------ TASK DATA ------
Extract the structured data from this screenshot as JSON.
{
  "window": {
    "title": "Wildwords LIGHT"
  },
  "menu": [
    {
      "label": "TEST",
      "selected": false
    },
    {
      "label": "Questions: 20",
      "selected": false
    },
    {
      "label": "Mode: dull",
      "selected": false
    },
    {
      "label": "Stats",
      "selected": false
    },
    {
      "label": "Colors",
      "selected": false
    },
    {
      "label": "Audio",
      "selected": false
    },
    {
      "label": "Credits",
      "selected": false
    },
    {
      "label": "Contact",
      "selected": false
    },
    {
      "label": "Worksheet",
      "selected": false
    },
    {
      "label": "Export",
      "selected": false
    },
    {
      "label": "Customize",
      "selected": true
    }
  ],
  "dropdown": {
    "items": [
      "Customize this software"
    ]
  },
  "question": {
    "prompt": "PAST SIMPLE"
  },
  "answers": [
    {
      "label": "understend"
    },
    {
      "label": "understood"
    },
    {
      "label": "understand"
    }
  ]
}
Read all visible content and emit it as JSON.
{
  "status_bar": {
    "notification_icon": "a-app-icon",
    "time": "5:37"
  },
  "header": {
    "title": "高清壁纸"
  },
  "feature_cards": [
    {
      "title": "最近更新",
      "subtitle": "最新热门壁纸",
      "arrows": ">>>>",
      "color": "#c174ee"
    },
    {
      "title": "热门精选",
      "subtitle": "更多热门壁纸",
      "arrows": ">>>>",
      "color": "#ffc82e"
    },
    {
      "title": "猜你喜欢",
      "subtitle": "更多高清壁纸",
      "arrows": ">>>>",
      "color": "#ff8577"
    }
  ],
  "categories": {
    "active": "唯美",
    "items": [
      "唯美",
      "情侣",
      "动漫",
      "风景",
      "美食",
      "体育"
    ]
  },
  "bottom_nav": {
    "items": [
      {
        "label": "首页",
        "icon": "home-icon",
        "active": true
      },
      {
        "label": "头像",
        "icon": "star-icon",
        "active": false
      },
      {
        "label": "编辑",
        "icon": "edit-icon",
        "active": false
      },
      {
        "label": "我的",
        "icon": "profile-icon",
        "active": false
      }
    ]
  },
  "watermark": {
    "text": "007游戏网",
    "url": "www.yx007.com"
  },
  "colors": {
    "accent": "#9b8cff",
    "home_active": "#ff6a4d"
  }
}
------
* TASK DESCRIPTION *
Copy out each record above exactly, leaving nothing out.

* COMPLETED TASK *
Extract the structured data from this screenshot as JSON.
{
  "window": {
    "title": "Wildwords LIGHT"
  },
  "menu": [
    {
      "label": "TEST",
      "selected": false
    },
    {
      "label": "Questions: 20",
      "selected": false
    },
    {
      "label": "Mode: dull",
      "selected": false
    },
    {
      "label": "Stats",
      "selected": false
    },
    {
      "label": "Colors",
      "selected": false
    },
    {
      "label": "Audio",
      "selected": false
    },
    {
      "label": "Credits",
      "selected": false
    },
    {
      "label": "Contact",
      "selected": false
    },
    {
      "label": "Worksheet",
      "selected": false
    },
    {
      "label": "Export",
      "selected": false
    },
    {
      "label": "Customize",
      "selected": true
    }
  ],
  "dropdown": {
    "items": [
      "Customize this software"
    ]
  },
  "question": {
    "prompt": "PAST SIMPLE"
  },
  "answers": [
    {
      "label": "understend"
    },
    {
      "label": "understood"
    },
    {
      "label": "understand"
    }
  ]
}
Read all visible content and emit it as JSON.
{
  "status_bar": {
    "notification_icon": "a-app-icon",
    "time": "5:37"
  },
  "header": {
    "title": "高清壁纸"
  },
  "feature_cards": [
    {
      "title": "最近更新",
      "subtitle": "最新热门壁纸",
      "arrows": ">>>>",
      "color": "#c174ee"
    },
    {
      "title": "热门精选",
      "subtitle": "更多热门壁纸",
      "arrows": ">>>>",
      "color": "#ffc82e"
    },
    {
      "title": "猜你喜欢",
      "subtitle": "更多高清壁纸",
      "arrows": ">>>>",
      "color": "#ff8577"
    }
  ],
  "categories": {
    "active": "唯美",
    "items": [
      "唯美",
      "情侣",
      "动漫",
      "风景",
      "美食",
      "体育"
    ]
  },
  "bottom_nav": {
    "items": [
      {
        "label": "首页",
        "icon": "home-icon",
        "active": true
      },
      {
        "label": "头像",
        "icon": "star-icon",
        "active": false
      },
      {
        "label": "编辑",
        "icon": "edit-icon",
        "active": false
      },
      {
        "label": "我的",
        "icon": "profile-icon",
        "active": false
      }
    ]
  },
  "watermark": {
    "text": "007游戏网",
    "url": "www.yx007.com"
  },
  "colors": {
    "accent": "#9b8cff",
    "home_active": "#ff6a4d"
  }
}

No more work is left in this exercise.